*WORK INSTRUCTIONS*.
Your answer should be the lines of the data below that contain "link".

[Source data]
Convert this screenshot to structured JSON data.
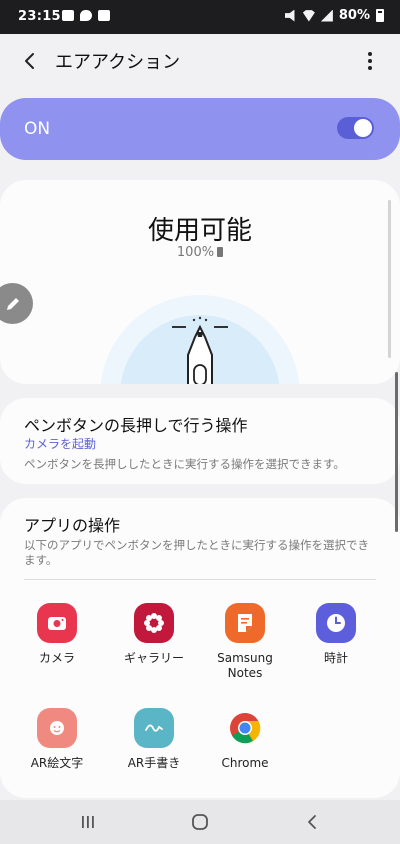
{
  "status_bar": {
    "time": "23:15",
    "battery_text": "80%",
    "icons": [
      "image-icon",
      "message-icon",
      "youtube-icon",
      "mute-icon",
      "wifi-icon",
      "signal-icon",
      "battery-icon"
    ]
  },
  "app_bar": {
    "title": "エアアクション",
    "back_icon": "back-chevron-icon",
    "more_icon": "more-vert-icon"
  },
  "toggle": {
    "label": "ON",
    "state": true
  },
  "status_card": {
    "title": "使用可能",
    "battery": "100%"
  },
  "pen_button_card": {
    "title": "ペンボタンの長押しで行う操作",
    "current_action": "カメラを起動",
    "description": "ペンボタンを長押ししたときに実行する操作を選択できます。"
  },
  "app_actions_card": {
    "title": "アプリの操作",
    "description": "以下のアプリでペンボタンを押したときに実行する操作を選択できます。",
    "apps": [
      {
        "label": "カメラ",
        "icon": "camera-icon"
      },
      {
        "label": "ギャラリー",
        "icon": "gallery-icon"
      },
      {
        "label": "Samsung Notes",
        "icon": "samsung-notes-icon"
      },
      {
        "label": "時計",
        "icon": "clock-icon"
      },
      {
        "label": "AR絵文字",
        "icon": "ar-emoji-icon"
      },
      {
        "label": "AR手書き",
        "icon": "ar-doodle-icon"
      },
      {
        "label": "Chrome",
        "icon": "chrome-icon"
      }
    ]
  },
  "colors": {
    "accent": "#8f92ee",
    "link": "#5d62d3",
    "background": "#f1f1f3"
  }
}
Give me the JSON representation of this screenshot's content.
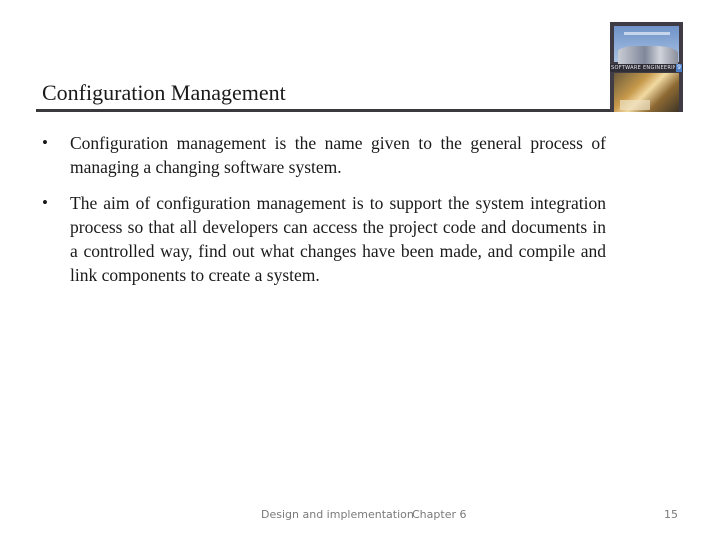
{
  "slide": {
    "title": "Configuration Management",
    "bullets": [
      {
        "marker": "•",
        "text": "Configuration management is the name given to the general process of managing a changing software system."
      },
      {
        "marker": "•",
        "text": "The aim of configuration management is to support the system integration process so that all developers can access the project code and documents in a controlled way, find out what changes have been made, and compile and link components to create a system."
      }
    ],
    "cover_image": {
      "icon": "book-cover-image",
      "band_text": "SOFTWARE ENGINEERING",
      "edition": "9"
    }
  },
  "footer": {
    "left": "Design and implementation",
    "chapter": "Chapter 6",
    "page_number": "15"
  },
  "colors": {
    "title_rule": "#3a3a3d",
    "text": "#1a1a1a",
    "footer_text": "#7a7a7a"
  }
}
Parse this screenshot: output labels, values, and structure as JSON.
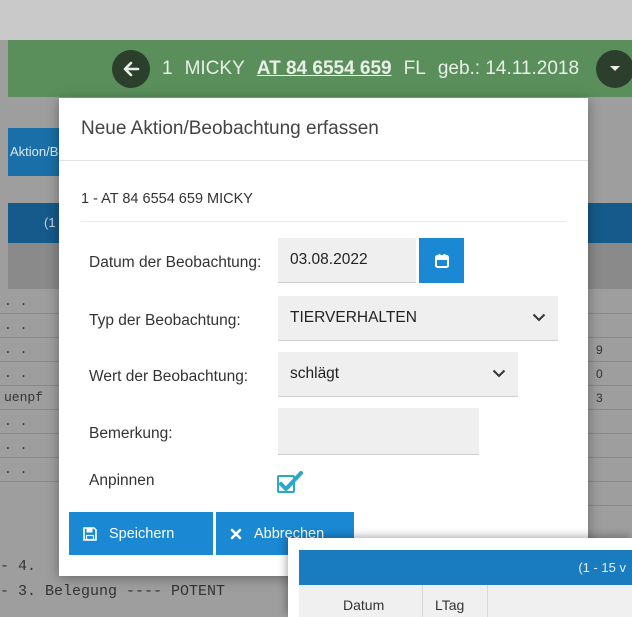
{
  "header": {
    "position": "1",
    "name": "MICKY",
    "ear_tag": "AT 84 6554 659",
    "breed": "FL",
    "birth": "geb.: 14.11.2018"
  },
  "background": {
    "tab_label": "Aktion/B",
    "band_label": "(1",
    "left_rows": [
      ". .",
      ". .",
      ". .",
      ". .",
      "uenpf",
      ". .",
      ". .",
      ". ."
    ],
    "right_col": [
      "",
      "",
      "9",
      "0",
      "3",
      "",
      "",
      "",
      "",
      ""
    ],
    "bottom_lines": [
      "- 4.",
      "- 3. Belegung ---- POTENT"
    ]
  },
  "modal": {
    "title": "Neue Aktion/Beobachtung erfassen",
    "subtitle": "1 - AT 84 6554 659 MICKY",
    "fields": {
      "date_label": "Datum der Beobachtung:",
      "date_value": "03.08.2022",
      "type_label": "Typ der Beobachtung:",
      "type_value": "TIERVERHALTEN",
      "value_label": "Wert der Beobachtung:",
      "value_value": "schlägt",
      "remark_label": "Bemerkung:",
      "remark_value": "",
      "pin_label": "Anpinnen"
    },
    "buttons": {
      "save": "Speichern",
      "cancel": "Abbrechen"
    }
  },
  "table_panel": {
    "range_label": "(1 - 15 v",
    "columns": [
      "Datum",
      "LTag"
    ]
  },
  "colors": {
    "primary": "#1a88d3",
    "header_green": "#5a8f5b",
    "check": "#2aa7c9"
  }
}
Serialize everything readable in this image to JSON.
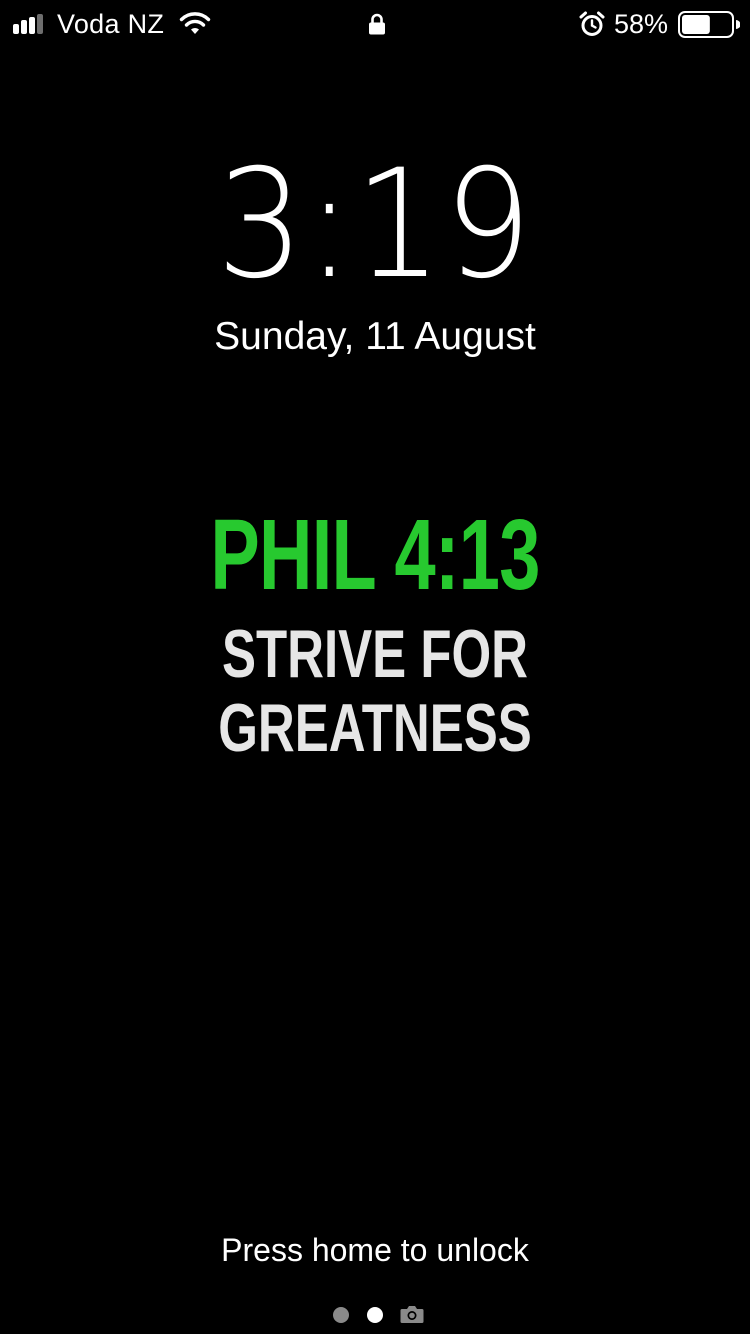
{
  "status_bar": {
    "carrier": "Voda NZ",
    "battery_percent": "58%",
    "battery_level": 0.58,
    "icons": [
      "signal-icon",
      "wifi-icon",
      "lock-icon",
      "alarm-icon",
      "battery-icon"
    ]
  },
  "lock_screen": {
    "time": "3:19",
    "date": "Sunday, 11 August",
    "unlock_hint": "Press home to unlock",
    "page_indicator": {
      "pages": 2,
      "current": 2,
      "trailing_icon": "camera-icon"
    }
  },
  "wallpaper": {
    "verse": "PHIL 4:13",
    "motto": "STRIVE FOR GREATNESS",
    "colors": {
      "verse": "#27c92f",
      "motto": "#e6e6e6",
      "background": "#000000"
    }
  }
}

*ANSWER TO THIS EXERCISE*.
    "link": "#5d62d3",
        "text": "The aim of configuration management is to support the system integration process so that all developers can access the project code and documents in a controlled way, find out what changes have been made, and compile and link components to create a system."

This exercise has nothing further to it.